From the "Retrospective" CD liner notes:
OK, it goes like this. In the winter of 1981-82, somewhere on the outskirts of Cleveland, four musicians who have just met each other, gather in an attic of an old farmhouse, and form a secret pact to take over the world. Or, well, Cleveland. Armed with a TEAC 3340-S reel-to-reel and a handful of songs, they would gradually emerge as a most unlikely independent music phenomenon - an unseen, covert, underground operation that would slowly take a life of it's own - stealthily claiming their success from a supportive cadre of local radio stations, record stores and fanzine reviews. In the span of the next three years, System 56 would release three singles and a 12" EP, and play a grand total of five live shows in the Cleveland-Akron area. Then, by 1985, the group would inconspicuously disband, ending almost as quietly and inauspiciously as it had begun.
System 56 was never the same band twice in a row, yet was able to maintain the integrity of its unique musical vision, and their singular focus - to produce compelling, original music in a small-scale environment, at a time when "alternative really meant alternative (i.e. 1/4" tape, lots of late nights, and hours of diligent dubs, edits and sub-mixes). In the end, the band's output speaks for itself."
"To the extent that we were finding inspiration in those artists I just mentioned, System 56 made music which occupied the same musical spectrum. It was the rise of the whole 'do it yourself' system. So we set out to blend all those notions into our music and mold them into four minute pop songs. How well we succeeded in that goal could be best be measured by the fact we were the only independent Cleveland-based band that managed to chart three singles on commercial FM radio, in the three years of our existance, without compromising our music objectives."
CHUCK RYDER/KEVIN LYTLE
Kevin Lytle had played in Survivor,Chuck had previously been involved in a two-man electronic/synth-based group called LUXUS.
They played together in SOSUMI from 1983 (http://www.psychicshoppers.com/band%20history.htm). In 1992 Kevin Lytle quit the band to be an oldies DJ at Shorty's in the flats.

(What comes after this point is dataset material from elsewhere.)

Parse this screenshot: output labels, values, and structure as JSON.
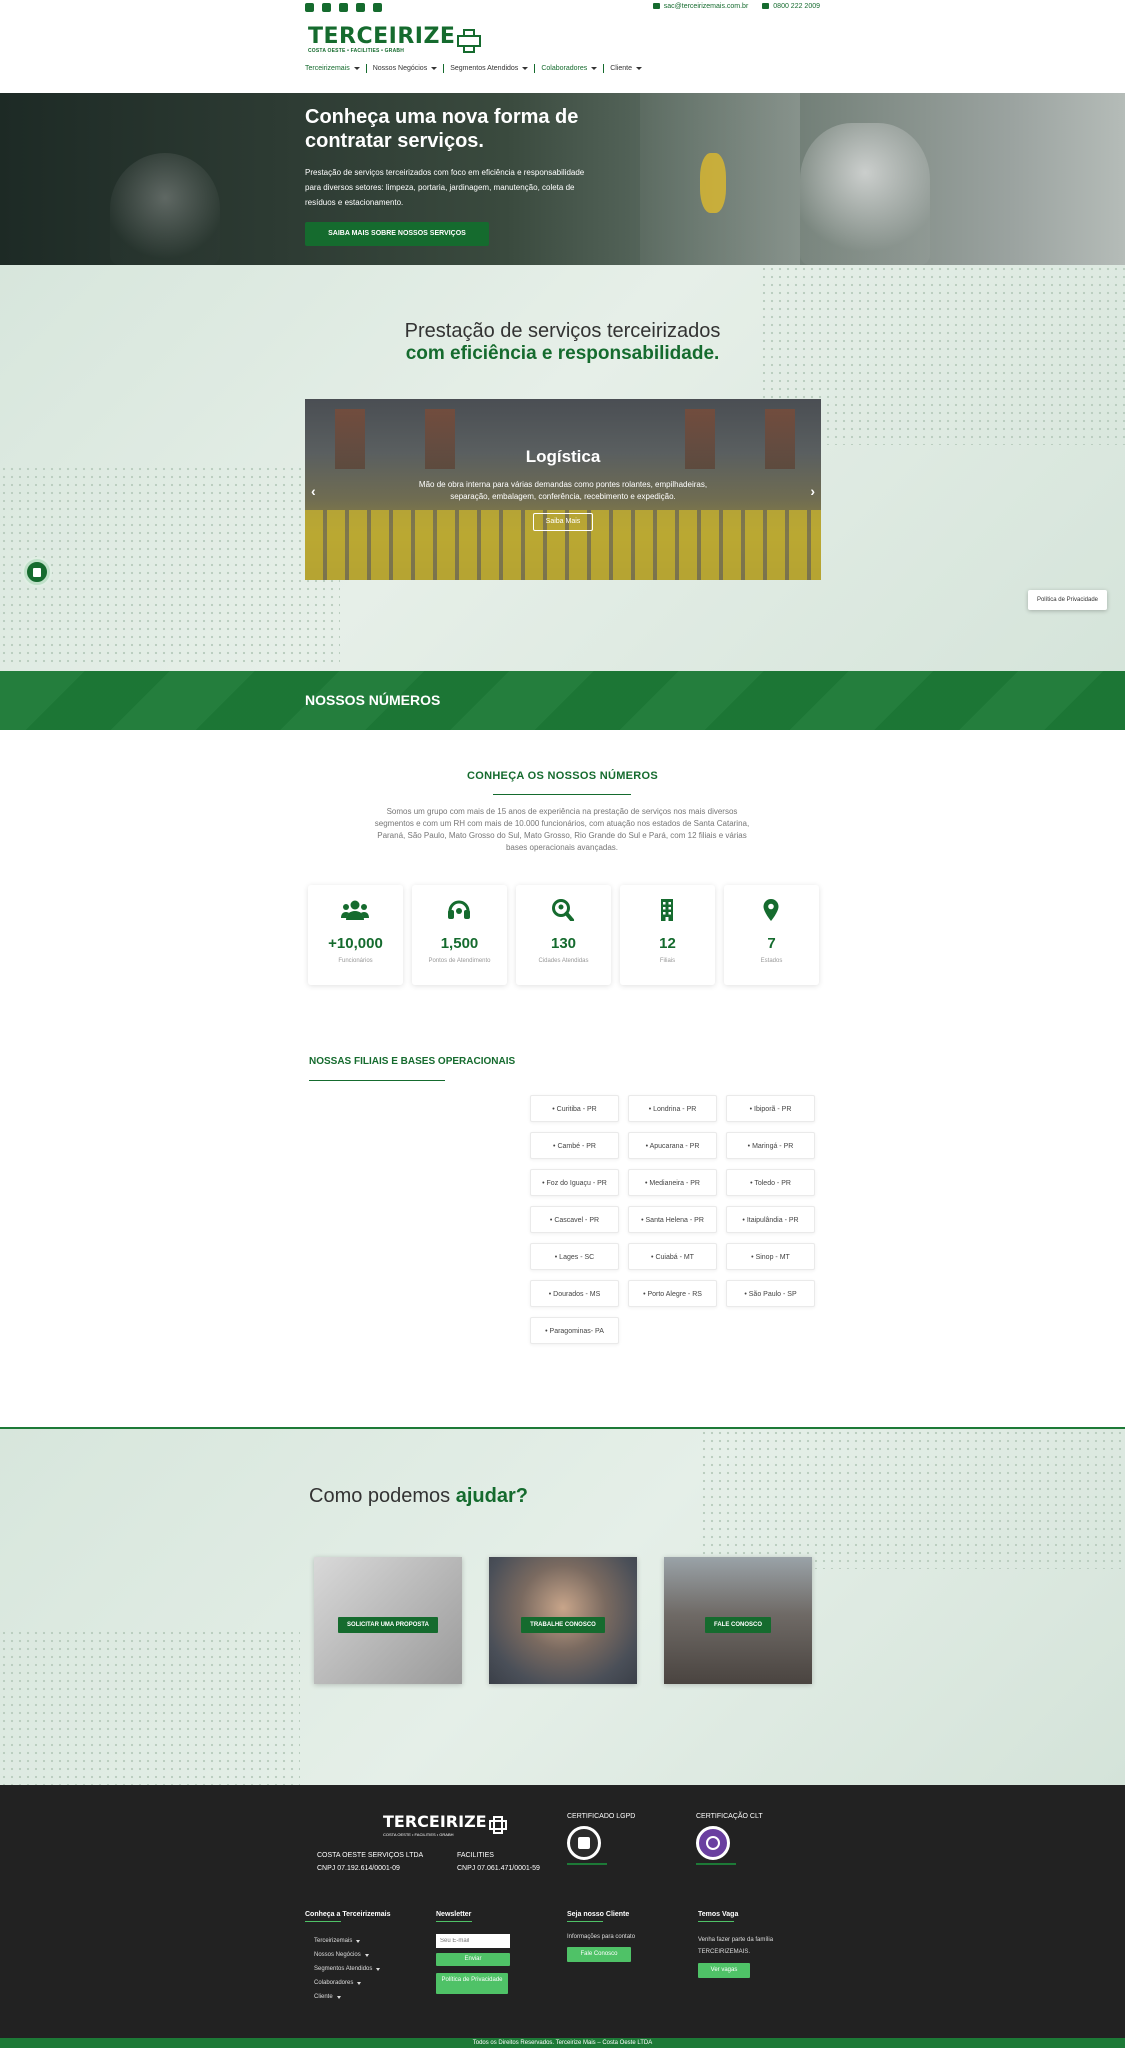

I don't have info about Vince Scafiti.
played wit The Waitresses in late ‘79/early ’80 ,and also in Unit 5 (http://www.geocities.com/SoHo/Bistro/4205/UNIT5.htm) recently with Trial Of Lucy